### Exercise goal
Determine how many lines of the listing below hold the string "Secrets". Reply only with the number.

Supplied data Start Marker

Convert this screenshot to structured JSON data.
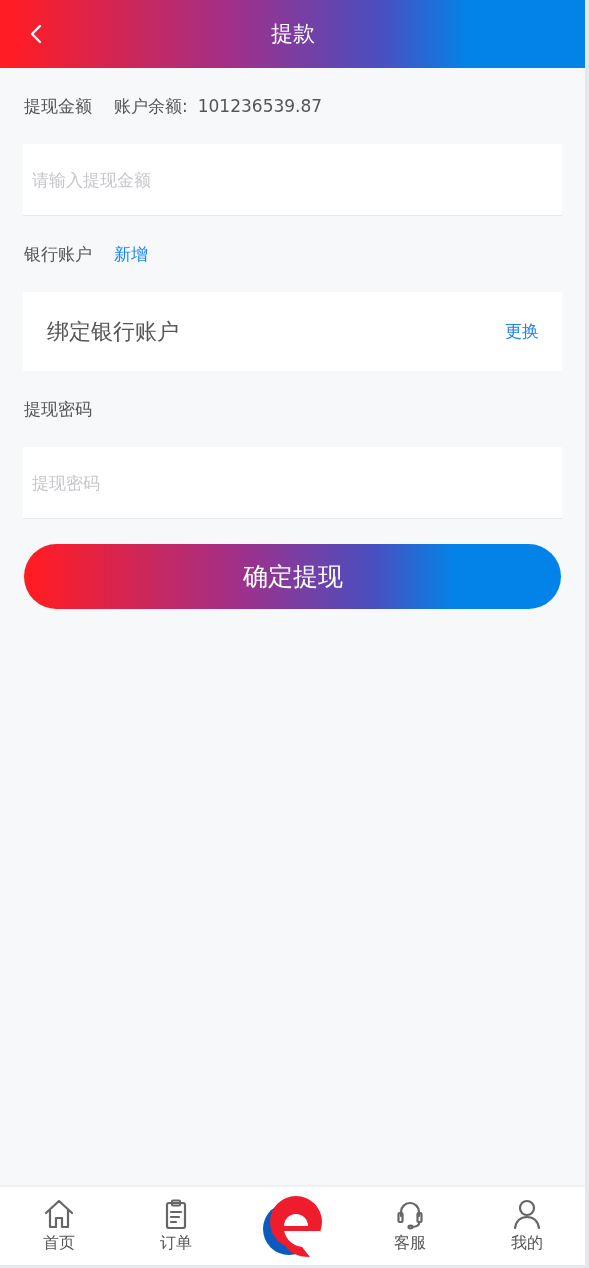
{
  "header": {
    "title": "提款"
  },
  "amount": {
    "label": "提现金额",
    "balance_label": "账户余额:",
    "balance": "101236539.87",
    "placeholder": "请输入提现金额"
  },
  "bank": {
    "label": "银行账户",
    "add_link": "新增",
    "account": "绑定银行账户",
    "change_link": "更换"
  },
  "password": {
    "label": "提现密码",
    "placeholder": "提现密码"
  },
  "submit_button": "确定提现",
  "tab_bar": [
    {
      "kind": "tab",
      "label": "首页"
    },
    {
      "kind": "tab",
      "label": "订单"
    },
    {
      "kind": "logo"
    },
    {
      "kind": "tab",
      "label": "客服"
    },
    {
      "kind": "tab",
      "label": "我的"
    }
  ]
}
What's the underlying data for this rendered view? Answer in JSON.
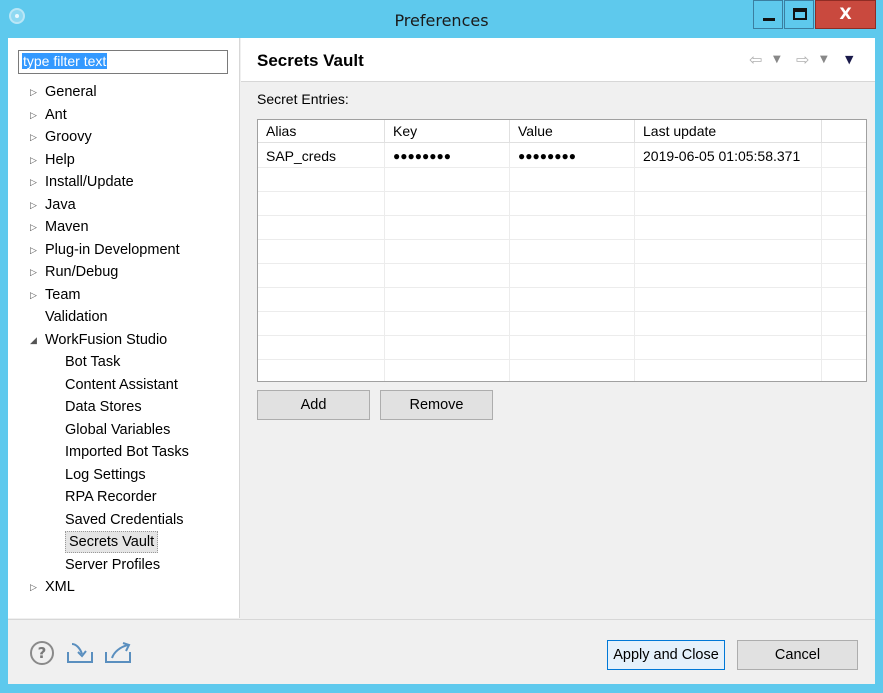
{
  "window": {
    "title": "Preferences"
  },
  "filter": {
    "value": "type filter text"
  },
  "tree": [
    {
      "label": "General",
      "expandable": true,
      "expanded": false,
      "level": 0
    },
    {
      "label": "Ant",
      "expandable": true,
      "expanded": false,
      "level": 0
    },
    {
      "label": "Groovy",
      "expandable": true,
      "expanded": false,
      "level": 0
    },
    {
      "label": "Help",
      "expandable": true,
      "expanded": false,
      "level": 0
    },
    {
      "label": "Install/Update",
      "expandable": true,
      "expanded": false,
      "level": 0
    },
    {
      "label": "Java",
      "expandable": true,
      "expanded": false,
      "level": 0
    },
    {
      "label": "Maven",
      "expandable": true,
      "expanded": false,
      "level": 0
    },
    {
      "label": "Plug-in Development",
      "expandable": true,
      "expanded": false,
      "level": 0
    },
    {
      "label": "Run/Debug",
      "expandable": true,
      "expanded": false,
      "level": 0
    },
    {
      "label": "Team",
      "expandable": true,
      "expanded": false,
      "level": 0
    },
    {
      "label": "Validation",
      "expandable": false,
      "expanded": false,
      "level": 0
    },
    {
      "label": "WorkFusion Studio",
      "expandable": true,
      "expanded": true,
      "level": 0
    },
    {
      "label": "Bot Task",
      "expandable": false,
      "expanded": false,
      "level": 1
    },
    {
      "label": "Content Assistant",
      "expandable": false,
      "expanded": false,
      "level": 1
    },
    {
      "label": "Data Stores",
      "expandable": false,
      "expanded": false,
      "level": 1
    },
    {
      "label": "Global Variables",
      "expandable": false,
      "expanded": false,
      "level": 1
    },
    {
      "label": "Imported Bot Tasks",
      "expandable": false,
      "expanded": false,
      "level": 1
    },
    {
      "label": "Log Settings",
      "expandable": false,
      "expanded": false,
      "level": 1
    },
    {
      "label": "RPA Recorder",
      "expandable": false,
      "expanded": false,
      "level": 1
    },
    {
      "label": "Saved Credentials",
      "expandable": false,
      "expanded": false,
      "level": 1
    },
    {
      "label": "Secrets Vault",
      "expandable": false,
      "expanded": false,
      "level": 1,
      "selected": true
    },
    {
      "label": "Server Profiles",
      "expandable": false,
      "expanded": false,
      "level": 1
    },
    {
      "label": "XML",
      "expandable": true,
      "expanded": false,
      "level": 0
    }
  ],
  "page": {
    "title": "Secrets Vault",
    "entries_label": "Secret Entries:"
  },
  "table": {
    "columns": [
      "Alias",
      "Key",
      "Value",
      "Last update"
    ],
    "rows": [
      [
        "SAP_creds",
        "●●●●●●●●",
        "●●●●●●●●",
        "2019-06-05 01:05:58.371"
      ]
    ]
  },
  "buttons": {
    "add": "Add",
    "remove": "Remove",
    "apply_close": "Apply and Close",
    "cancel": "Cancel",
    "minimize_glyph": "",
    "close_glyph": "X"
  },
  "icons": {
    "nav_back": "⇦",
    "nav_forward": "⇨",
    "dropdown": "▼",
    "help": "?"
  },
  "colors": {
    "title_bar": "#5ec9ed",
    "close_button": "#c9493e",
    "selection": "#3399ff",
    "default_button_border": "#0078d7"
  }
}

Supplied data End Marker

### Response box
2